• **Web page and app entries**:
※
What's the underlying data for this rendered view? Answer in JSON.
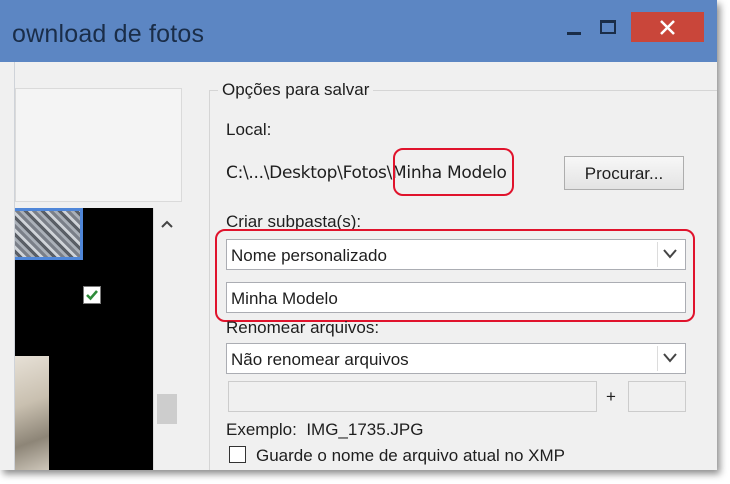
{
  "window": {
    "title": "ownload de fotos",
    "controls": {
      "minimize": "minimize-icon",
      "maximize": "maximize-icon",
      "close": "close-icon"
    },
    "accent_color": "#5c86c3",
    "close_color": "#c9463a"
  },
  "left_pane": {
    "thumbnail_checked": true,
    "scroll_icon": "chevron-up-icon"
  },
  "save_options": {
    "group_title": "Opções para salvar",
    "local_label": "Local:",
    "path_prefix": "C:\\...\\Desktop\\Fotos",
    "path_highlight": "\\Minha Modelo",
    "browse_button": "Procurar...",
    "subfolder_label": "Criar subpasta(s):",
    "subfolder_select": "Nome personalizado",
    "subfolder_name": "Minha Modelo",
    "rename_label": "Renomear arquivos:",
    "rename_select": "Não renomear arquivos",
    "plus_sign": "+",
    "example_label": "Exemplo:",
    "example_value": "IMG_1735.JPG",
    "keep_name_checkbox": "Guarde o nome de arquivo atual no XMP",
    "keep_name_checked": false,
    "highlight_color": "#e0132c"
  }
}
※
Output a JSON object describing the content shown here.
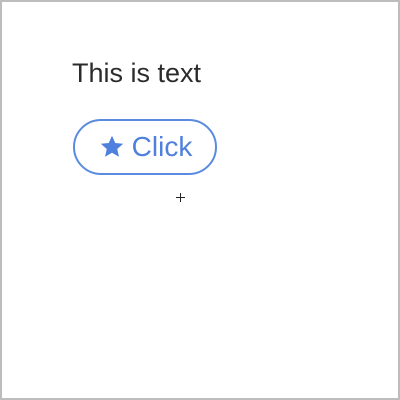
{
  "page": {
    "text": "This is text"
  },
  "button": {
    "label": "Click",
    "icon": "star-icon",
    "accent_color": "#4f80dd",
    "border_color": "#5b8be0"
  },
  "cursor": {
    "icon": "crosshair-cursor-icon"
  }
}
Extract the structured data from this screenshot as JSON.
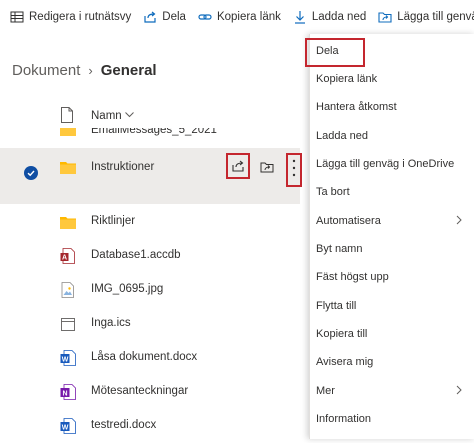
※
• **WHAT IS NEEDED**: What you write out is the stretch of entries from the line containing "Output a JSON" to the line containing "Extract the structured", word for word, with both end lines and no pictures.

• **FINISHED EXERCISE**:
Output a JSON object describing the content shown here.
{
  "page": {
    "text": "This is text"
  },
  "button": {
    "label": "Click",
    "icon": "star-icon",
    "accent_color": "#4f80dd",
    "border_color": "#5b8be0"
  },
  "cursor": {
    "icon": "crosshair-cursor-icon"
  }
}
Extract the structured data from this screenshot as JSON.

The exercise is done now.